ASSIGNED TASK: Pull every line from the records that has the word "What" in it.
-.-.-
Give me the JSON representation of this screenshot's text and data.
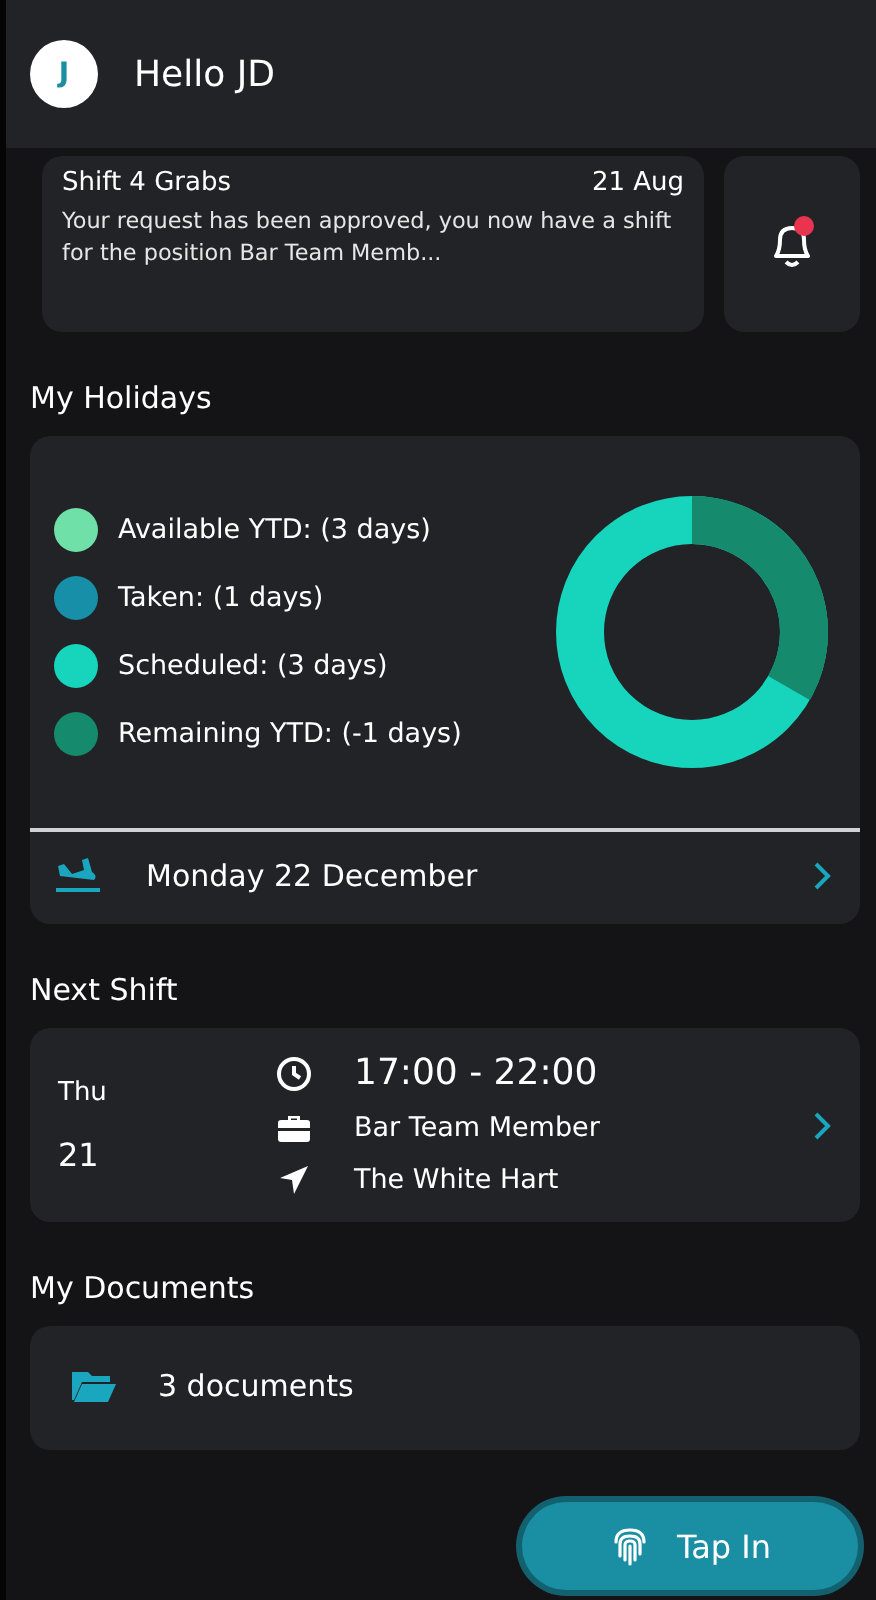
{
  "header": {
    "avatar_initial": "J",
    "greeting": "Hello JD"
  },
  "notification": {
    "title": "Shift 4 Grabs",
    "date": "21 Aug",
    "message": "Your request has been approved, you now have a shift for the position Bar Team Memb...",
    "unread": true
  },
  "holidays": {
    "title": "My Holidays",
    "legend": [
      {
        "label": "Available YTD: (3 days)",
        "color": "#6ee0a8"
      },
      {
        "label": "Taken: (1 days)",
        "color": "#178fa8"
      },
      {
        "label": "Scheduled: (3 days)",
        "color": "#17d4bc"
      },
      {
        "label": "Remaining YTD: (-1 days)",
        "color": "#158a6c"
      }
    ],
    "next_holiday": "Monday 22 December"
  },
  "next_shift": {
    "title": "Next Shift",
    "day": "Thu",
    "date": "21",
    "time": "17:00 - 22:00",
    "role": "Bar Team Member",
    "location": "The White Hart"
  },
  "documents": {
    "title": "My Documents",
    "count": "3 documents"
  },
  "tap_in": {
    "label": "Tap In"
  }
}
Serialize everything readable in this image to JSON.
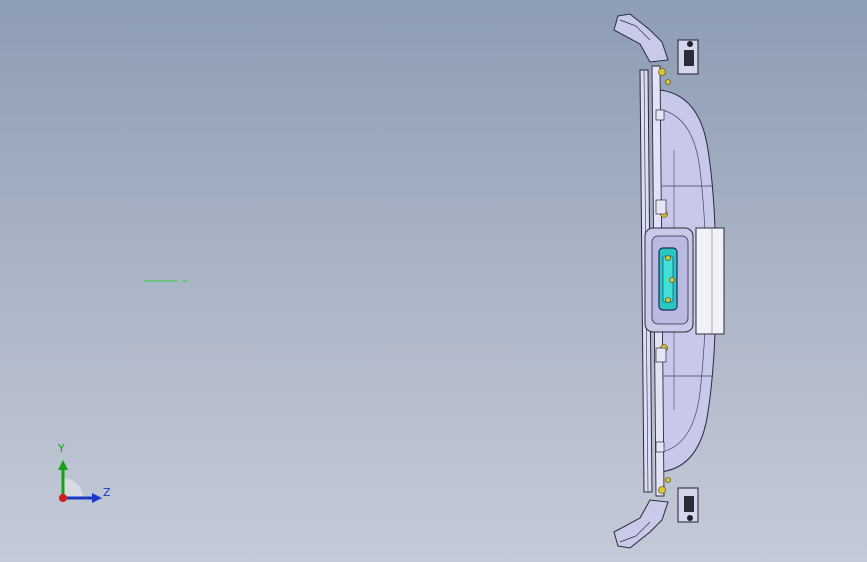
{
  "viewport": {
    "background_top": "#8d9db4",
    "background_bottom": "#c4cad7"
  },
  "triad": {
    "y_label": "Y",
    "z_label": "Z",
    "y_color": "#15a315",
    "z_color": "#1b39c9",
    "origin_color": "#d21b1b"
  },
  "model": {
    "description_icon": "bumper-assembly-edge-view",
    "body_color": "#c9c9ea",
    "edge_color": "#2b2b3c",
    "highlight_color": "#28c7c2",
    "fastener_color": "#d9c43a"
  }
}
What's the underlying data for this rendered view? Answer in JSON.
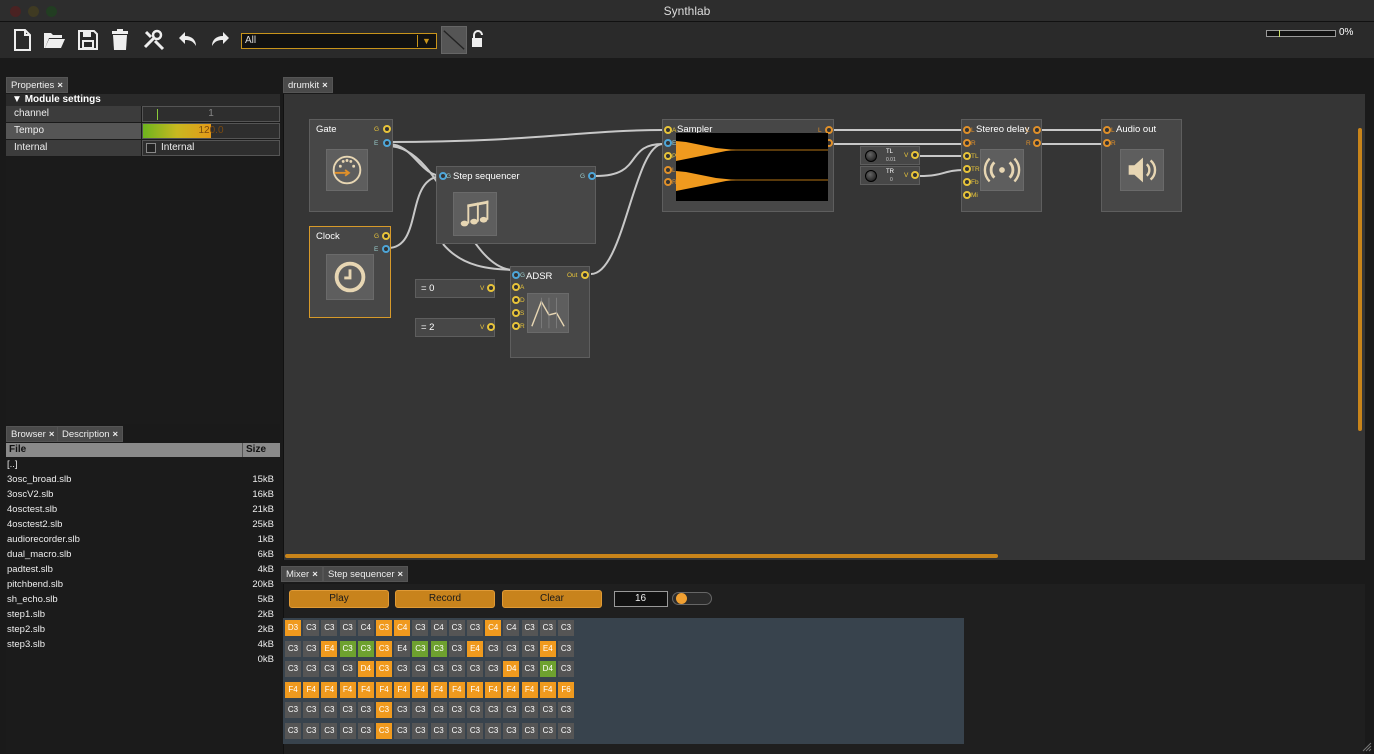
{
  "window": {
    "title": "Synthlab"
  },
  "toolbar": {
    "icons": [
      "new-file-icon",
      "open-folder-icon",
      "save-icon",
      "delete-icon",
      "settings-icon",
      "undo-icon",
      "redo-icon"
    ],
    "filter_value": "All",
    "cpu_percent": 0,
    "cpu_label": "0%"
  },
  "properties": {
    "tab_label": "Properties",
    "section": "Module settings",
    "rows": [
      {
        "key": "channel",
        "value": "1"
      },
      {
        "key": "Tempo",
        "value": "120.0"
      },
      {
        "key": "Internal",
        "value": "Internal"
      }
    ]
  },
  "browser": {
    "tab_browser": "Browser",
    "tab_description": "Description",
    "col_file": "File",
    "col_size": "Size",
    "files": [
      {
        "name": "[..]",
        "size": ""
      },
      {
        "name": "3osc_broad.slb",
        "size": "15kB"
      },
      {
        "name": "3oscV2.slb",
        "size": "16kB"
      },
      {
        "name": "4osctest.slb",
        "size": "21kB"
      },
      {
        "name": "4osctest2.slb",
        "size": "25kB"
      },
      {
        "name": "audiorecorder.slb",
        "size": "1kB"
      },
      {
        "name": "dual_macro.slb",
        "size": "6kB"
      },
      {
        "name": "padtest.slb",
        "size": "4kB"
      },
      {
        "name": "pitchbend.slb",
        "size": "20kB"
      },
      {
        "name": "sh_echo.slb",
        "size": "5kB"
      },
      {
        "name": "step1.slb",
        "size": "2kB"
      },
      {
        "name": "step2.slb",
        "size": "2kB"
      },
      {
        "name": "step3.slb",
        "size": "4kB"
      },
      {
        "name": "",
        "size": "0kB"
      }
    ]
  },
  "editor": {
    "tab_label": "drumkit",
    "modules": {
      "gate": {
        "title": "Gate",
        "ports": [
          "G",
          "E"
        ]
      },
      "clock": {
        "title": "Clock",
        "ports": [
          "G",
          "E"
        ]
      },
      "step_sequencer": {
        "title": "Step sequencer",
        "in": "G",
        "out": "G"
      },
      "adsr": {
        "title": "ADSR",
        "in": [
          "A",
          "D",
          "S",
          "R"
        ],
        "out": "Out",
        "gate_in": "G"
      },
      "sampler": {
        "title": "Sampler",
        "in": [
          "A",
          "E",
          "P",
          "L",
          "R"
        ],
        "out": [
          "L",
          "R"
        ]
      },
      "stereo_delay": {
        "title": "Stereo delay",
        "in": [
          "L",
          "R",
          "TL",
          "TR",
          "Fb",
          "Mi"
        ],
        "out": [
          "L",
          "R"
        ]
      },
      "audio_out": {
        "title": "Audio out",
        "in": [
          "L",
          "R"
        ]
      },
      "const_a": {
        "label": "= 0",
        "out": "V"
      },
      "const_b": {
        "label": "= 2",
        "out": "V"
      },
      "knob_tl": {
        "label": "TL",
        "value": "0.01",
        "out": "V"
      },
      "knob_tr": {
        "label": "TR",
        "value": "0",
        "out": "V"
      }
    }
  },
  "sequencer": {
    "tab_mixer": "Mixer",
    "tab_step": "Step sequencer",
    "play_label": "Play",
    "record_label": "Record",
    "clear_label": "Clear",
    "steps": "16",
    "slider_fraction": 0.1,
    "rows": [
      [
        "D3",
        "C3",
        "C3",
        "C3",
        "C4",
        "C3",
        "C4",
        "C3",
        "C4",
        "C3",
        "C3",
        "C4",
        "C4",
        "C3",
        "C3",
        "C3"
      ],
      [
        "C3",
        "C3",
        "E4",
        "C3",
        "C3",
        "C3",
        "E4",
        "C3",
        "C3",
        "C3",
        "E4",
        "C3",
        "C3",
        "C3",
        "E4",
        "C3"
      ],
      [
        "C3",
        "C3",
        "C3",
        "C3",
        "D4",
        "C3",
        "C3",
        "C3",
        "C3",
        "C3",
        "C3",
        "C3",
        "D4",
        "C3",
        "D4",
        "C3"
      ],
      [
        "F4",
        "F4",
        "F4",
        "F4",
        "F4",
        "F4",
        "F4",
        "F4",
        "F4",
        "F4",
        "F4",
        "F4",
        "F4",
        "F4",
        "F4",
        "F6"
      ],
      [
        "C3",
        "C3",
        "C3",
        "C3",
        "C3",
        "C3",
        "C3",
        "C3",
        "C3",
        "C3",
        "C3",
        "C3",
        "C3",
        "C3",
        "C3",
        "C3"
      ],
      [
        "C3",
        "C3",
        "C3",
        "C3",
        "C3",
        "C3",
        "C3",
        "C3",
        "C3",
        "C3",
        "C3",
        "C3",
        "C3",
        "C3",
        "C3",
        "C3"
      ]
    ],
    "states": [
      [
        "o",
        "n",
        "n",
        "n",
        "n",
        "o",
        "o",
        "n",
        "n",
        "n",
        "n",
        "o",
        "n",
        "n",
        "n",
        "n"
      ],
      [
        "n",
        "n",
        "o",
        "g",
        "g",
        "o",
        "n",
        "g",
        "g",
        "n",
        "o",
        "n",
        "n",
        "n",
        "o",
        "n"
      ],
      [
        "n",
        "n",
        "n",
        "n",
        "o",
        "o",
        "n",
        "n",
        "n",
        "n",
        "n",
        "n",
        "o",
        "n",
        "g",
        "n"
      ],
      [
        "o",
        "o",
        "o",
        "o",
        "o",
        "o",
        "o",
        "o",
        "o",
        "o",
        "o",
        "o",
        "o",
        "o",
        "o",
        "o"
      ],
      [
        "n",
        "n",
        "n",
        "n",
        "n",
        "o",
        "n",
        "n",
        "n",
        "n",
        "n",
        "n",
        "n",
        "n",
        "n",
        "n"
      ],
      [
        "n",
        "n",
        "n",
        "n",
        "n",
        "o",
        "n",
        "n",
        "n",
        "n",
        "n",
        "n",
        "n",
        "n",
        "n",
        "n"
      ]
    ],
    "colors": {
      "active": "#f09a1e",
      "alt": "#6ea12f",
      "off": "#555555"
    }
  }
}
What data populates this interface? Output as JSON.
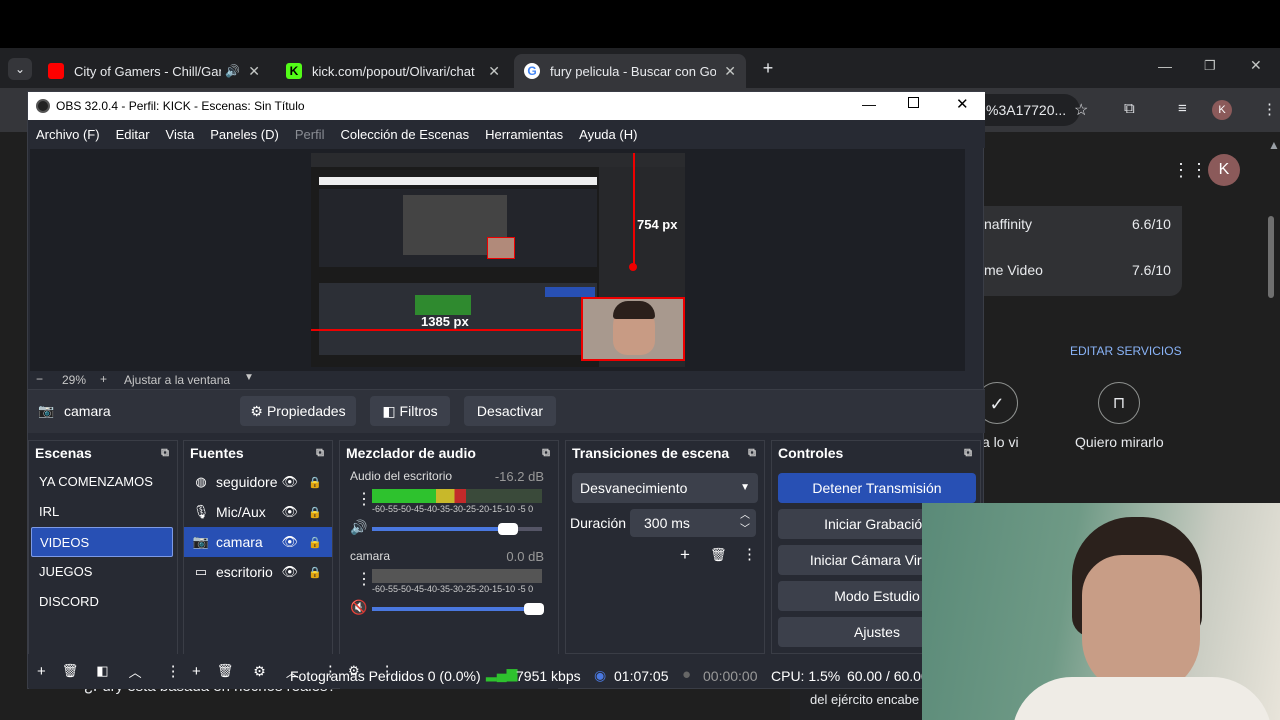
{
  "browser": {
    "tabs": [
      {
        "title": "City of Gamers - Chill/Gami",
        "color": "#ff0000"
      },
      {
        "title": "kick.com/popout/Olivari/chat",
        "color": "#53fc18"
      },
      {
        "title": "fury pelicula - Buscar con Goog",
        "color": "#4285f4"
      }
    ],
    "new_tab": "+",
    "url_fragment": "%3A17720...",
    "profile_initial": "K",
    "ratings": [
      {
        "name": "naffinity",
        "value": "6.6/10"
      },
      {
        "name": "me Video",
        "value": "7.6/10"
      }
    ],
    "edit_services": "EDITAR SERVICIOS",
    "seen_label": "a lo vi",
    "want_label": "Quiero mirarlo",
    "bottom_text": "¿Fury está basada en hechos reales?",
    "side_text": "del ejército encabe"
  },
  "obs": {
    "title": "OBS 32.0.4 - Perfil: KICK - Escenas: Sin Título",
    "menu": [
      "Archivo (F)",
      "Editar",
      "Vista",
      "Paneles (D)",
      "Perfil",
      "Colección de Escenas",
      "Herramientas",
      "Ayuda (H)"
    ],
    "preview": {
      "width_label": "754 px",
      "height_label": "1385 px"
    },
    "zoom": {
      "minus": "−",
      "value": "29%",
      "plus": "+",
      "fit": "Ajustar a la ventana"
    },
    "source_bar": {
      "name": "camara",
      "properties": "Propiedades",
      "filters": "Filtros",
      "deactivate": "Desactivar"
    },
    "scenes": {
      "title": "Escenas",
      "items": [
        "YA COMENZAMOS",
        "IRL",
        "VIDEOS",
        "JUEGOS",
        "DISCORD"
      ],
      "selected": 2
    },
    "sources": {
      "title": "Fuentes",
      "items": [
        {
          "name": "seguidore",
          "icon": "globe-icon"
        },
        {
          "name": "Mic/Aux",
          "icon": "microphone-icon"
        },
        {
          "name": "camara",
          "icon": "camera-icon"
        },
        {
          "name": "escritorio",
          "icon": "monitor-icon"
        }
      ],
      "selected": 2
    },
    "mixer": {
      "title": "Mezclador de audio",
      "channels": [
        {
          "name": "Audio del escritorio",
          "db": "-16.2 dB",
          "level": 0.55,
          "volume": 0.8
        },
        {
          "name": "camara",
          "db": "0.0 dB",
          "level": 0.0,
          "volume": 1.0
        }
      ],
      "scale": "-60-55-50-45-40-35-30-25-20-15-10 -5 0"
    },
    "transitions": {
      "title": "Transiciones de escena",
      "selected": "Desvanecimiento",
      "duration_label": "Duración",
      "duration": "300 ms"
    },
    "controls": {
      "title": "Controles",
      "buttons": [
        "Detener Transmisión",
        "Iniciar Grabación",
        "Iniciar Cámara Virtual",
        "Modo Estudio",
        "Ajustes"
      ]
    },
    "status": {
      "dropped": "Fotogramas Perdidos 0 (0.0%)",
      "bitrate": "7951 kbps",
      "stream_time": "01:07:05",
      "rec_time": "00:00:00",
      "cpu": "CPU: 1.5%",
      "fps": "60.00 / 60.00"
    }
  }
}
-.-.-
WRITTEN SOLUTION:
What's the underlying data for this rendered view? Answer in JSON.
What data populates this interface? Output as JSON.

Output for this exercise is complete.